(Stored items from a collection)
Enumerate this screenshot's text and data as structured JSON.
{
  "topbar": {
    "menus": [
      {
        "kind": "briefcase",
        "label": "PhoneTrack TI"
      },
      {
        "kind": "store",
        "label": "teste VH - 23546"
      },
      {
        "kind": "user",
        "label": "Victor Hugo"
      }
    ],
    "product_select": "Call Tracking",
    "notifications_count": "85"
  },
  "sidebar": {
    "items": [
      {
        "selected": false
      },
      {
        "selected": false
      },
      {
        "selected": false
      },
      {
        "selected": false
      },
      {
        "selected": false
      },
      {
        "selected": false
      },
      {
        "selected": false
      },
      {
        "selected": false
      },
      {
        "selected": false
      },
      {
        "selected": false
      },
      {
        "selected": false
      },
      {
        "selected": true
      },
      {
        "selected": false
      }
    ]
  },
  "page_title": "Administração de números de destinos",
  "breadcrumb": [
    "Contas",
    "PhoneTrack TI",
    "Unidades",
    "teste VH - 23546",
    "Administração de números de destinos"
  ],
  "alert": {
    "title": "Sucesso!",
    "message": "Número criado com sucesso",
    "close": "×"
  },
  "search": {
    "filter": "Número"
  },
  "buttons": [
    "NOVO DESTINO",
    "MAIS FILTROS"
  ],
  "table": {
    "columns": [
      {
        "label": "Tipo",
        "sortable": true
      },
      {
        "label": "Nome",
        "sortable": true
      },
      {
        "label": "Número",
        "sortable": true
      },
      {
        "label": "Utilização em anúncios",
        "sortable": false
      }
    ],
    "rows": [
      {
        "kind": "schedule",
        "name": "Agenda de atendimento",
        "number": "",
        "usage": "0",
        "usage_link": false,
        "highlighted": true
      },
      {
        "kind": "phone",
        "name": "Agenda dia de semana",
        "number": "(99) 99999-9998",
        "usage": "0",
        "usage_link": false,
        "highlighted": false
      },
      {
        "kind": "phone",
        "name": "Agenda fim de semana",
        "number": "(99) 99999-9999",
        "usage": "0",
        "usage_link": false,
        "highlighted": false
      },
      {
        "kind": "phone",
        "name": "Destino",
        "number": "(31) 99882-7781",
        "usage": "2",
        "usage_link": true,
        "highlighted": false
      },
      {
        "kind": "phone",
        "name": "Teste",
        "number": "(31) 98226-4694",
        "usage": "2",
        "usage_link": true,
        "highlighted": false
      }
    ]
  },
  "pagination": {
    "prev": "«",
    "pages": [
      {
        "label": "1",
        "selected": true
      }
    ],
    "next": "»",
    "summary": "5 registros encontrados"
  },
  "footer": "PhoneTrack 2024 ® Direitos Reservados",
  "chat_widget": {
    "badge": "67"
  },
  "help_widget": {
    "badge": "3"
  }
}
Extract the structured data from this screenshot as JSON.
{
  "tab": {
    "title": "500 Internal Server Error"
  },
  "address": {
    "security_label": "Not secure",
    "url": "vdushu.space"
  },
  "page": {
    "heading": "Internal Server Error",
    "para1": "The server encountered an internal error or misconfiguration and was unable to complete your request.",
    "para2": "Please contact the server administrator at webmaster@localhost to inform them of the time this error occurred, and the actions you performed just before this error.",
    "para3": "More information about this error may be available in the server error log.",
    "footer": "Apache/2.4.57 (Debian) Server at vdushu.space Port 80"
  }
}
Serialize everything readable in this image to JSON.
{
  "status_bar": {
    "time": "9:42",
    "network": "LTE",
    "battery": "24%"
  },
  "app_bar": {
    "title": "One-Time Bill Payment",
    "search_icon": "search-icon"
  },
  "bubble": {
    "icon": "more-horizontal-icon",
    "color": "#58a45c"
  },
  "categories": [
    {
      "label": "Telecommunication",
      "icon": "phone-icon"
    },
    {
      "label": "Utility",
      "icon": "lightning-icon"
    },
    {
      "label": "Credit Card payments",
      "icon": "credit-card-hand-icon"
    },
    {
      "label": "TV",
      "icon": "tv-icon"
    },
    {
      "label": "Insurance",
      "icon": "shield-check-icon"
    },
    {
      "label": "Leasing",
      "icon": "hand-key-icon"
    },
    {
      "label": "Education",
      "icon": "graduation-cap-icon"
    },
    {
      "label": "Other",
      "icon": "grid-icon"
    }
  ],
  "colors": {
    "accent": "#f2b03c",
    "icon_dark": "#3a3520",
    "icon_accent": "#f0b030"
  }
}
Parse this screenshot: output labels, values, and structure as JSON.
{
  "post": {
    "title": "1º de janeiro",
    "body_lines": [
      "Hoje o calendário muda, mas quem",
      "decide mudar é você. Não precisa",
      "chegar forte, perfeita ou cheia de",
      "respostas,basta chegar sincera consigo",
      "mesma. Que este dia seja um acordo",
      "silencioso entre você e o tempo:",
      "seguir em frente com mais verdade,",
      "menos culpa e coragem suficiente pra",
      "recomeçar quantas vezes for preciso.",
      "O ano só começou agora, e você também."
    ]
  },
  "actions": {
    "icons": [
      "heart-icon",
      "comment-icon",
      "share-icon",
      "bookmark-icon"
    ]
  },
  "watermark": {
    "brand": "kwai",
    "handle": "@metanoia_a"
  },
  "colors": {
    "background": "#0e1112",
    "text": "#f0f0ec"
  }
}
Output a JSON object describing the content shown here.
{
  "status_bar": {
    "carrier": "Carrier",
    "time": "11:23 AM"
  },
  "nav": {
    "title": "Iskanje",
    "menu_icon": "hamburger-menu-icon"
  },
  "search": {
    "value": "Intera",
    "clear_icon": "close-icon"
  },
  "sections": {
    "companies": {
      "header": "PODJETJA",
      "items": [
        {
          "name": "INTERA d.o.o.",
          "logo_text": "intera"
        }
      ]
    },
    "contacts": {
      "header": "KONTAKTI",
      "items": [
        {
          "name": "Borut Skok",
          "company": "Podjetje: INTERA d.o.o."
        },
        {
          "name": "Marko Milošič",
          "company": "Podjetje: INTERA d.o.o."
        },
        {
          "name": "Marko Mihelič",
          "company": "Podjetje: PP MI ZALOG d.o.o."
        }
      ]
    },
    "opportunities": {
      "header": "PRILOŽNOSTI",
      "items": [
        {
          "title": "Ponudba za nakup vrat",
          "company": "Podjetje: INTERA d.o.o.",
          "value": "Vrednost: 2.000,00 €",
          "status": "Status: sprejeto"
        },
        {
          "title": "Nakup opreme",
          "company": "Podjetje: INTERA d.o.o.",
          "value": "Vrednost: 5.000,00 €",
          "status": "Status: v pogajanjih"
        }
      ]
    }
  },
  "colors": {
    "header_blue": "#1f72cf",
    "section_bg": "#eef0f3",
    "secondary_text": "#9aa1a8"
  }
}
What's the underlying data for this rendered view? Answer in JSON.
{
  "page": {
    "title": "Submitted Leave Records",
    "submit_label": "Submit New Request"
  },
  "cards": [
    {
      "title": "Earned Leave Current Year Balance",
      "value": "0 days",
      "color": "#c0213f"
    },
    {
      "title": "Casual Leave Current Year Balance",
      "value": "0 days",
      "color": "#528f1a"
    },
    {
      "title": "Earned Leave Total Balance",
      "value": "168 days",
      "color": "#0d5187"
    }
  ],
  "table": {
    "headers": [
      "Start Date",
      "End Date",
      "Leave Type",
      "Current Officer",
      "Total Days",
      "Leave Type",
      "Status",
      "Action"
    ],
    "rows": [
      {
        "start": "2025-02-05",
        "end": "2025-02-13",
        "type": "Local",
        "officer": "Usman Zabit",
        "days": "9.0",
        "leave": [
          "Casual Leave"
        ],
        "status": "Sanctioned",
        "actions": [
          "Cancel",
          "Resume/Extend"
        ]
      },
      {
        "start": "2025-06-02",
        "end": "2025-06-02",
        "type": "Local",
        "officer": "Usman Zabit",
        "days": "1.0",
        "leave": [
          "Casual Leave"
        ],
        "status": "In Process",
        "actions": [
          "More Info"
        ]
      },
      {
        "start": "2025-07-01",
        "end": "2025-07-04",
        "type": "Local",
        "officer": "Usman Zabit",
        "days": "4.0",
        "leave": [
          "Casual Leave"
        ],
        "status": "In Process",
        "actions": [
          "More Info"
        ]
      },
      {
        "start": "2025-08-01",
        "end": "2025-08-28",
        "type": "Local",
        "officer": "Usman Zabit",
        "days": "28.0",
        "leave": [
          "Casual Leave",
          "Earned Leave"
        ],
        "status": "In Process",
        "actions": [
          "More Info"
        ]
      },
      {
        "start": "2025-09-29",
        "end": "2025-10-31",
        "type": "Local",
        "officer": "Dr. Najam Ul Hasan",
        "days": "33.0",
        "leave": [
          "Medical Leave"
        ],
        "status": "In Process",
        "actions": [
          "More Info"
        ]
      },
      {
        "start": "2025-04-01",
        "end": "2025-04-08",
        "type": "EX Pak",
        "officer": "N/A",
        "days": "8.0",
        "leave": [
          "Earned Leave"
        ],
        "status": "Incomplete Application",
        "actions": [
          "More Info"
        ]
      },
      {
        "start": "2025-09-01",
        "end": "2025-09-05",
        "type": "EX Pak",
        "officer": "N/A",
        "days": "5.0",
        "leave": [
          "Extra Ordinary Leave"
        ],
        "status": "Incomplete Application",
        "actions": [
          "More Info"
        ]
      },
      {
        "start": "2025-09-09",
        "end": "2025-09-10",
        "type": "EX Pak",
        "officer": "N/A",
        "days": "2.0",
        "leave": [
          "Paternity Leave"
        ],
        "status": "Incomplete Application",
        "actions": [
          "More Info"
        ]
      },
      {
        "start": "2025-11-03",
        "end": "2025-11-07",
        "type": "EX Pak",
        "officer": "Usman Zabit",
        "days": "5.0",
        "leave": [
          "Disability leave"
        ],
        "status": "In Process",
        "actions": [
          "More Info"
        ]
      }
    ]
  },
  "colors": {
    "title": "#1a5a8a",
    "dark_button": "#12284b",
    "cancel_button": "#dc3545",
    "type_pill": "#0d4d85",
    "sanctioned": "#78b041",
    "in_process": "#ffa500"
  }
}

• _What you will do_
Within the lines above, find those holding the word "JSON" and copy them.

• _Response to the task_
Enumerate this screenshot's text and data as structured JSON.
Extract the structured data from this screenshot as JSON.
Serialize everything readable in this image to JSON.
Parse this screenshot: output labels, values, and structure as JSON.
Output a JSON object describing the content shown here.
What's the underlying data for this rendered view? Answer in JSON.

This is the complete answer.